Florence, Venice and Rome (and increasingly, Milan) are the Italian titans of city tourism and with good reason – each place has enough attractions to keep the curious traveler busy for weeks, if not years – but Italy also has many other fascinating, historic cities that can stand alone as destinations. One of these is delightful Bologna, capital of the Emilia-Romagna region, in the Po River valley of northern Italy.
The city is Italy’s seventh largest by population and an easy train ride from Venice, Florence or Milan. The world’s oldest university is here, tracing its roots back to 1088, and to this day a youthful spirit characterizes Bologna despite its wealth of classic artistic and historical treasures. What Bologna doesn’t have in the way of Florence’s instantly recognizable Renaissance hallmarks it more than makes up for in other architectural riches – did you know, for example, that Bologna has nearly 50 miles of colonnaded arcades (porticos)? Not to mention great nightlife, shops and restaurants. Here are some things that make Bologna a place you don’t want to miss:
And more food: Emilia-Romagna is one of the most gastronomically blessed regions in Italy, and the famous spaghetti alla Bolognese – or more traditionally, egg-pasta tagliatelle with the Bolognese meat ragu – is just the start.
Sample great Bolognese specialties at a place like Tamburini, where the big lunchtime platters of salumi and formaggio (under $20) truly shine (tamburini.com). For a taste of the region’s hearty foods and full-bodied wines, dine at Osteria dell’Orsa (the “inn of the bear”). Inexpensive, with most entrees coming in at under $20, and atmospheric.

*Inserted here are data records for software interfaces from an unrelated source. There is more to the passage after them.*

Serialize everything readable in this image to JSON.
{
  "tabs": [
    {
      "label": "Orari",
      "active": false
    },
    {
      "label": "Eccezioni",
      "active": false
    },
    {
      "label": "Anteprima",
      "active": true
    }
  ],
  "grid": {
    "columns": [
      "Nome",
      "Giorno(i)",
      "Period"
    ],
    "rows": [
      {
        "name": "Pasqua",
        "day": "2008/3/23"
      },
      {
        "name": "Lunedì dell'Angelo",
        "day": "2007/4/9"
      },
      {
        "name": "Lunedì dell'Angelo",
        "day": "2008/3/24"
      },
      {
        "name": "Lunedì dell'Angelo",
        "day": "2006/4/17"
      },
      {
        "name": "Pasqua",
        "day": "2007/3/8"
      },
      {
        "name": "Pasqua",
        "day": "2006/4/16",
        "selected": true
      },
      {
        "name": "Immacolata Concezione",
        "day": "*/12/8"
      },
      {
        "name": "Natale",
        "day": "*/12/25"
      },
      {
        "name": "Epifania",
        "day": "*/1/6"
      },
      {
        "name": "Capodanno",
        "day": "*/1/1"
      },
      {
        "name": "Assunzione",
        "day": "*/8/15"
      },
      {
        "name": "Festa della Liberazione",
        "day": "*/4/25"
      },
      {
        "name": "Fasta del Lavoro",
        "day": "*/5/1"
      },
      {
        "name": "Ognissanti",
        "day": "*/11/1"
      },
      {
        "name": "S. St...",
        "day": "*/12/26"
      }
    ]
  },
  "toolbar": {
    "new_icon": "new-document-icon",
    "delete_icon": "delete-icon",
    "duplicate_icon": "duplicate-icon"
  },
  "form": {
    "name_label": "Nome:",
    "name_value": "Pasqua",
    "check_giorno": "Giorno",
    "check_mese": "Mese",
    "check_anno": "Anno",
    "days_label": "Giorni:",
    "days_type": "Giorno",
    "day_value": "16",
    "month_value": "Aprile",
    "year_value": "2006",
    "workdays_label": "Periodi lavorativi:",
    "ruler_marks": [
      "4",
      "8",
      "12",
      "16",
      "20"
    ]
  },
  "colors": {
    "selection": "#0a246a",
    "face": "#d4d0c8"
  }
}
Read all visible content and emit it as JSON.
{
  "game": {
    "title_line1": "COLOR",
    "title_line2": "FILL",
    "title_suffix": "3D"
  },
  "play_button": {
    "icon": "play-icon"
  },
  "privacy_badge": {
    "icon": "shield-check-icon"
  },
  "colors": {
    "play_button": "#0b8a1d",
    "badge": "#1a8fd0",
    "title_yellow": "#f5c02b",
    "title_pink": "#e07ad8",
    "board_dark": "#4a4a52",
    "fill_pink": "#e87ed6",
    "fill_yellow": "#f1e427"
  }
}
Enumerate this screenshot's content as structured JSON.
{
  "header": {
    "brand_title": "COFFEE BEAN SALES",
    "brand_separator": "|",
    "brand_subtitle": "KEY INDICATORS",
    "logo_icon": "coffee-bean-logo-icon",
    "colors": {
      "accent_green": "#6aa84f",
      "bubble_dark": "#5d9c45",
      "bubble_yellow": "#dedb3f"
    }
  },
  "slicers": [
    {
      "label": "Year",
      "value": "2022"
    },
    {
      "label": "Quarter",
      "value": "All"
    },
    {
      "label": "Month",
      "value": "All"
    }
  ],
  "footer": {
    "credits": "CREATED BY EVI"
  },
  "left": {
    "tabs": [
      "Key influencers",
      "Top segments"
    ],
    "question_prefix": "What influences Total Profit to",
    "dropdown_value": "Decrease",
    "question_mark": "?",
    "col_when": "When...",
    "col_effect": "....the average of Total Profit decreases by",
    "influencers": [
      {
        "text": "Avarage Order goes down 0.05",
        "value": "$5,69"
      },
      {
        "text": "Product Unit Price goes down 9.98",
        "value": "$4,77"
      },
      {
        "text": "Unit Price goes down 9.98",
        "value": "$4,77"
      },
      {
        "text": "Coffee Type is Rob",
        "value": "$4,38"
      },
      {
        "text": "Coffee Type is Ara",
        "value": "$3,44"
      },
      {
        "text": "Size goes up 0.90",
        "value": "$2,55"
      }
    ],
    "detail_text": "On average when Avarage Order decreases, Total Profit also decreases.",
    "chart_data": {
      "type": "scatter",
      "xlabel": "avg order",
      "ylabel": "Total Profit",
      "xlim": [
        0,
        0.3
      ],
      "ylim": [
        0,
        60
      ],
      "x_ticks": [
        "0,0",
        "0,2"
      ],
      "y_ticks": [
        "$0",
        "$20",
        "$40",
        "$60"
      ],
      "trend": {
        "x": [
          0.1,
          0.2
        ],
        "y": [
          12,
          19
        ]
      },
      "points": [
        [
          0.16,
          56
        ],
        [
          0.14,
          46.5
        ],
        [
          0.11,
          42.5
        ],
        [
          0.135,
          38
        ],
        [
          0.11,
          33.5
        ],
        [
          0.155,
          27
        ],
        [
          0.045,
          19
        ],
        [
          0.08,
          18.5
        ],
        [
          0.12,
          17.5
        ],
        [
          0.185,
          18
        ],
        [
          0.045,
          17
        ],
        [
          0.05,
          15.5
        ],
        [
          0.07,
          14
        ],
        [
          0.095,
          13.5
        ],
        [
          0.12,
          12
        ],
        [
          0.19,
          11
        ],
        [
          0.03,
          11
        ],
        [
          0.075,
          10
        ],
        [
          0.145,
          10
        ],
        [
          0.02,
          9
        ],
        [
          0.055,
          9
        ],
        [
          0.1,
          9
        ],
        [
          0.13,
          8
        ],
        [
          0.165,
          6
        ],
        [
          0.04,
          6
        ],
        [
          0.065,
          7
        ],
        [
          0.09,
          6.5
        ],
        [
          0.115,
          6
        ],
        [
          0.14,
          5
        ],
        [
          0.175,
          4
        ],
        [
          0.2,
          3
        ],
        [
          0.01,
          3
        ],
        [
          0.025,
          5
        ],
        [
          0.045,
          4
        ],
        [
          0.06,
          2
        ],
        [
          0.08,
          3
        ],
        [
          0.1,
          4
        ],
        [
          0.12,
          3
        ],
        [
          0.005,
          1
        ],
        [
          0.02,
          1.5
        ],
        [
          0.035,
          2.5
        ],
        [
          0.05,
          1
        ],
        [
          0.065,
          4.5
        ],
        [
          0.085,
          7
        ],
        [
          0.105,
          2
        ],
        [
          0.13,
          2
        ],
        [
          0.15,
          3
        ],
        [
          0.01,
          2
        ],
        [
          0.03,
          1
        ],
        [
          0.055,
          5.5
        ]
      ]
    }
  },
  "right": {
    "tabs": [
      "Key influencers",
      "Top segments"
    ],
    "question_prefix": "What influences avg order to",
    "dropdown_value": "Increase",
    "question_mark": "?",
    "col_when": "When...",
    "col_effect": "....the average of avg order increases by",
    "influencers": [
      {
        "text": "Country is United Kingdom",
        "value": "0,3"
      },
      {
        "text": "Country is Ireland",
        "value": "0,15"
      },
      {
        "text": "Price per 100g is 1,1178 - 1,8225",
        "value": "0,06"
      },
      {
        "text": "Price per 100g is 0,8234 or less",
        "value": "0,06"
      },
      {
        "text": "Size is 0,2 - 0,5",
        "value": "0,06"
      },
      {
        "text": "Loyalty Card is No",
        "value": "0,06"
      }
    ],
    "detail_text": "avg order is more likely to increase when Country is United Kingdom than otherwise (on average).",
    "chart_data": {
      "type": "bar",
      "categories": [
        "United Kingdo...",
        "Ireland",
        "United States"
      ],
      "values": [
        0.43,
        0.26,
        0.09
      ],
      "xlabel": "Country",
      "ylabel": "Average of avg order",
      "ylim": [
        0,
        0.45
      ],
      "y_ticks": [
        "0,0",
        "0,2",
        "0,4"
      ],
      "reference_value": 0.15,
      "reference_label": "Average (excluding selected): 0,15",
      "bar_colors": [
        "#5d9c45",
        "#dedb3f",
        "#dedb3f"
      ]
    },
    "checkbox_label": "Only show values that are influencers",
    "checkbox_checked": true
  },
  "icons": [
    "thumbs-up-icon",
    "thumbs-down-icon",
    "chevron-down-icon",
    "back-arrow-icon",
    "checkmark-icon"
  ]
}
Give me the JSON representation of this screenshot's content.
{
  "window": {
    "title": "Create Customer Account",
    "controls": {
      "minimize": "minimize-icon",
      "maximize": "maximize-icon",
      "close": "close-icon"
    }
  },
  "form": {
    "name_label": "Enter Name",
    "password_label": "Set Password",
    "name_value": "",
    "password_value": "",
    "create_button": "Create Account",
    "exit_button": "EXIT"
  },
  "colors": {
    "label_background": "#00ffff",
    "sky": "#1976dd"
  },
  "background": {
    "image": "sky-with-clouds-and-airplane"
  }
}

If you want to bring some of Bologna back home, stop into Paolo Atti & Figli, a bakery and pasta shop in the historic center that’s some 131 years old. This is the place to stock up on handmade tagliatelle and gourmet dry goods for your pantry.
Most of the streets in Bologna’s central district follow the patterns of the ancient Roman town. The 350-acre site is a trove of medieval, Renaissance as well as Baroque architecture.
The miles of porticos that define Bologna’s medieval quarter make an extraordinary backdrop for strolling. The Portico of San Luca is the longest and links the medieval city gate of Porta Saragozza with San Luca Sanctuary. Elegant Piazza Maggiore, also in the center and lined with porticos, is where you’ll find the Civic Archaeological Museum of Bologna. Located inside the Palazzo Galvani, the museum’s collections include important Etruscan finds.
Beautiful Piazza del Nettuno is right by the Piazza Maggiore, and is home to the ravishing Fountain of Neptune. In Giambologna’s 16th-century masterpiece, the god of the sea lords it over all he surveys – in this case, the gorgeous cityscape of largely intact medieval Bologna.
The Towers of Bologna. Back in the day (about 750 years ago), medieval stone towers were a prominent feature in the city. Today there are fewer than 20, but they still provide a strong flavor of the Bologna of yore. The smaller of the “two towers” that still stand guard over the Piazza di Porta Ravegnana leans 11 feet from the perpendicular, so you can’t climb it – sorry! But right next to it is the Torre degli Asinelli, and it leans much less (about eight feet). So, for $4 hike up the 500 steps for the fetching view of ancient red roof tops from the top, some 334 feet above street level.
In a city of many historic churches, the Piazza Santo Stefano is a standout for its lovely shaded arcades and quartet of Romanesque churches. One of them, the church of SS. Vitale e Agricola, actually incorporates bits of ancient Roman temples.
The Museo di Palazzo Poggi is the art and science museum of the University of Bologna, and is like a supersized cabinet of curiosities. Check out the antique maps, Ercole Lelli’s Anatomical Waxworks, the Ship Gallery and more.
Bologna is home to some famous names of Italian industry, such as Maserati, Ducati and Lamborghini – so if you’re in the market for some hot wheels, you’ll be in the right place. But there’s more:
- Mandarina Duck: The stylish and oh-so Italian manufacturer of world-class luggage and leather goods is headquartered in Bologna, so no surprise that there is not one, not two, but three Mandarina Duck boutiques in the city. Our favorite is on the irresistibly named Via Marilyn Monroe.
- L’Inde Le Palais: Bologna has its share of Prada and other luxury chain stores,
but you’ll find a mix of famous names from Roberto Cavalli to Valentino as well as hot newcomers at this chic designer emporium for women.
- Hoffmann: No one will deny that it’s a digital age, but that’s what makes a classic toy in the fine Italian tradition such a well-deserved treat. This sleek shop is the place to beat for wooden toys crafted by expert hands as well as artful stuffed animals, puzzles and more.
Do you know more about Bologna, where to eat or where to shop? Let us know!